A week ago, the block I live on in Windsor Hills hit a turning point for me and more importantly for the changing pattern of race in America.
The turning point is that I and the other blacks on my block are now in the minority among the homeowners on the block. The change came when three homes on the block were recently sold or leased to whites.
I now see young whites walking their dogs, pushing baby strollers, jogging and walking on my block and surrounding blocks. Now here’s the personal history this change has marked.
I was born and grew up on Chicago’s Southside in the late 1950s and early 1960s. It was an exclusively black neighborhood, not by choice but for the most part by law, custom, and the threat of and actual use of violence to and against blacks who moved outside Chicago’s Southside.
During those years, the only whites I ever saw were the small mom and pop neighborhood store owners, and an occasional bill collector. It was a totally black world.
In the mid-1960s, when my family relocated to Los Angeles and rented and then bought in Leimert Park, within a short period of time, it was Southside Chicago all over again. White flight quickly flip-flopped Leimert Park to an almost exclusively black neighborhood — working and middle class as was the Southside Chicago, but still black. In later years, I bought a home in Morningside Park in Inglewood.
It was the same again, white flight, and a quick transformation of a neighborhood and my block from white to virtually all-black. Three different neighborhoods, and three shifts to neighborhoods that were re-segregated.
Now to the fourth neighborhood, Windsor Hills, it was the same pattern again. Albeit with two exceptions. One was that there were whites who did not join the mass exodus from the neighborhood during the transition years of Windsor Hills from exclusively white to increasingly black.
The other was that Windsor Hills and adjoining View Park still maintained the gloss and allure of a chic, pricey, mid to upscale black enclave. Still, both Windsor Hills and View Park were still widely regarded by both insiders and outsiders as a black neighborhood. Showcase, yes, but a black neighborhood nonetheless.
Given the hard lines of race and class in much of American society, residential segregation in America’s central cities and even areas such as Windsor Hills and View Park appeared to be a permanent feature of American life. I’m guessing that few others in my age group ever dreamed that they would see a day when that would change. I know I didn’t. That is that whites would flee back into the same neighborhoods they fled from decades earlier. But it has happened.

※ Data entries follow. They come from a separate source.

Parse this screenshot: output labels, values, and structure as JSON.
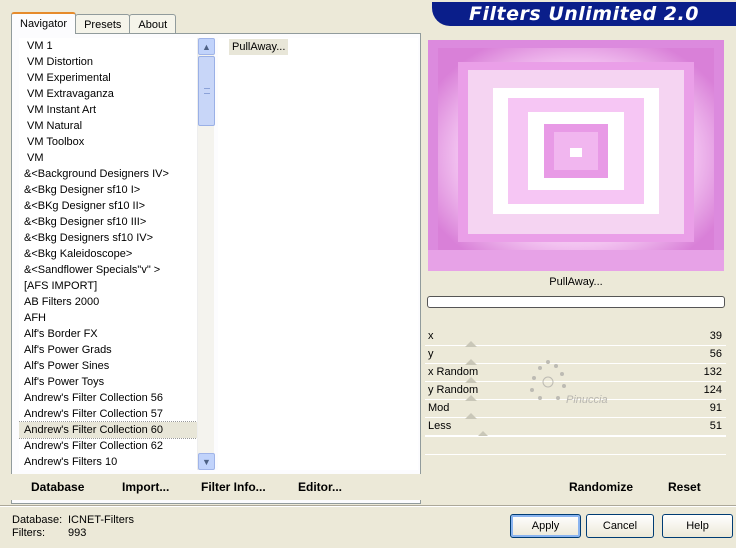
{
  "banner": {
    "title": "Filters Unlimited 2.0"
  },
  "tabs": [
    {
      "label": "Navigator",
      "active": true
    },
    {
      "label": "Presets",
      "active": false
    },
    {
      "label": "About",
      "active": false
    }
  ],
  "filter_list": {
    "items": [
      "VM 1",
      "VM Distortion",
      "VM Experimental",
      "VM Extravaganza",
      "VM Instant Art",
      "VM Natural",
      "VM Toolbox",
      "VM",
      "&<Background Designers IV>",
      "&<Bkg Designer sf10 I>",
      "&<BKg Designer sf10 II>",
      "&<Bkg Designer sf10 III>",
      "&<Bkg Designers sf10 IV>",
      "&<Bkg Kaleidoscope>",
      "&<Sandflower Specials\"v\" >",
      "[AFS IMPORT]",
      "AB Filters 2000",
      "AFH",
      "Alf's Border FX",
      "Alf's Power Grads",
      "Alf's Power Sines",
      "Alf's Power Toys",
      "Andrew's Filter Collection 56",
      "Andrew's Filter Collection 57",
      "Andrew's Filter Collection 60",
      "Andrew's Filter Collection 62",
      "Andrew's Filters 10"
    ],
    "selected_index": 24
  },
  "sub_list": {
    "items": [
      "PullAway..."
    ]
  },
  "left_buttons": {
    "database": "Database",
    "import": "Import...",
    "filter_info": "Filter Info...",
    "editor": "Editor..."
  },
  "preview": {
    "label": "PullAway...",
    "progress": 0
  },
  "params": [
    {
      "label": "x",
      "value": "39"
    },
    {
      "label": "y",
      "value": "56"
    },
    {
      "label": "x Random",
      "value": "132"
    },
    {
      "label": "y Random",
      "value": "124"
    },
    {
      "label": "Mod",
      "value": "91"
    },
    {
      "label": "Less",
      "value": "51"
    }
  ],
  "right_buttons": {
    "randomize": "Randomize",
    "reset": "Reset"
  },
  "watermark": "Pinuccia",
  "status": {
    "database_label": "Database:",
    "database_value": "ICNET-Filters",
    "filters_label": "Filters:",
    "filters_value": "993"
  },
  "actions": {
    "apply": "Apply",
    "cancel": "Cancel",
    "help": "Help"
  },
  "colors": {
    "banner": "#0a1e8a",
    "tab_highlight": "#e68b2c",
    "preview": "#dd88dd"
  }
}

In the past decade, gentrification has been the buzz word in American housing and neighborhood demographic patterns. In the worst-case scenario, it connotes driving legions of poor black homeowners and renters out of central city neighborhoods, skyrocketing home prices and rents, and at its worst, the ripping apart of the social, cultural and economic cohesion that was the upside of enforced neighborhood segregation.
In the best-case scenario, it connotes neighborhood revitalization, a bonanza in home prices, better schools and neighborhood services and a diverse, racially mixed neighborhood. Which scenario one embraces depends, like much else, on which side of the fence, or more particularly, whose interests, are best served.

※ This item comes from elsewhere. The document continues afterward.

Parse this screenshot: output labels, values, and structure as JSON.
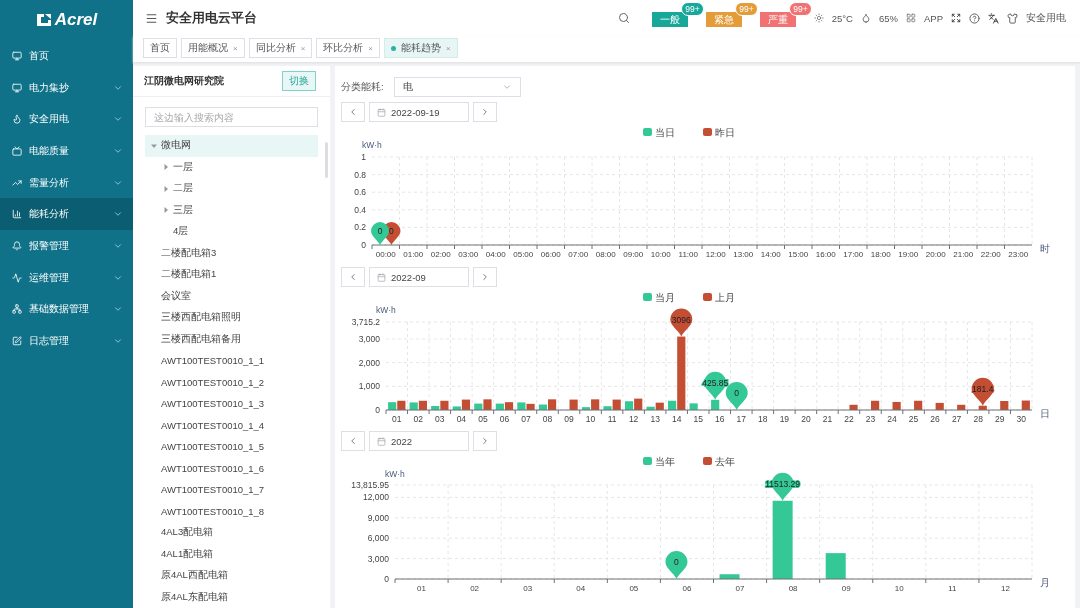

The transformation of Windsor Hills is hardly unique. Gentrification has transformed dozens of former and historic black neighborhoods from Harlem to San Francisco’s Hunters Point from majority black to majority white in the past decade.
Some neighborhoods have been transformed so rapidly that they are nearly unrecognizable. The New York Times recently calculated gentrification rates by determining which cities have seen the biggest influx of recent college graduates between 2000 and 2012. Places like Houston (50 percent uptick), Nashville (48 percent), Denver (47 percent), Austin, Texas (44 percent), and Portland, Oregon (37 percent), top the list, with D.C. (36 percent), Buffalo, New York (34 percent), and Baltimore (32 percent) not far behind.

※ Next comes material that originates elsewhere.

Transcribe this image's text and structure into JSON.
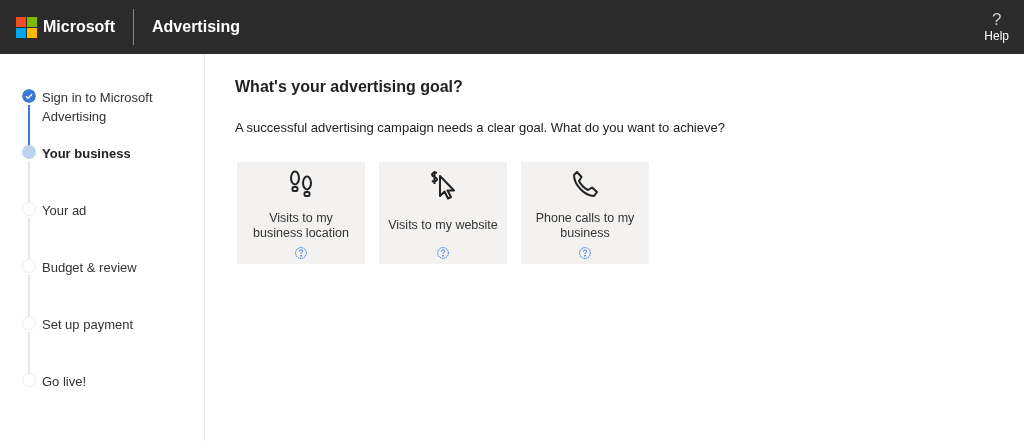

Some of my neighbors grumble about and decry the loss of “identity,” meaning black identity of the neighborhood. I understand their worry.
But I am not or ever have been an advocate of all-black neighborhoods, no matter how upscale, toney, pricey, or showcase billed. Market forces and an individual’s right to buy and live whereever they choose can’t and should not be abridged.
I fully believe in and support multi-racial inclusive and open neighborhoods. That is the world we live in and neighborhoods should reflect that reality. The bigger issue is creating more affordable housing in cities and providing support and opportunities for accessibility to that housing.
That is the seismic policy sea change I want to see. It will take increased initiatives, incentives and lending as well as changes in housing and land use policies by government agencies, banks and housing developers. That is the best guarantee that neighborhoods are not black or white but affordable and accessible to all.
Earl Ofari Hutchinson is an author and political analyst. His latest book is “From Sanders to Trump: A Guide to the 2016 Presidential Primary Battles” (Amazon Kindle) He also is a weekly co-host of the Al Sharpton Show on Radio One and the host of the weekly Hutchinson Report on KPFK 90.7 FM Los Angeles and the Pacifica Network.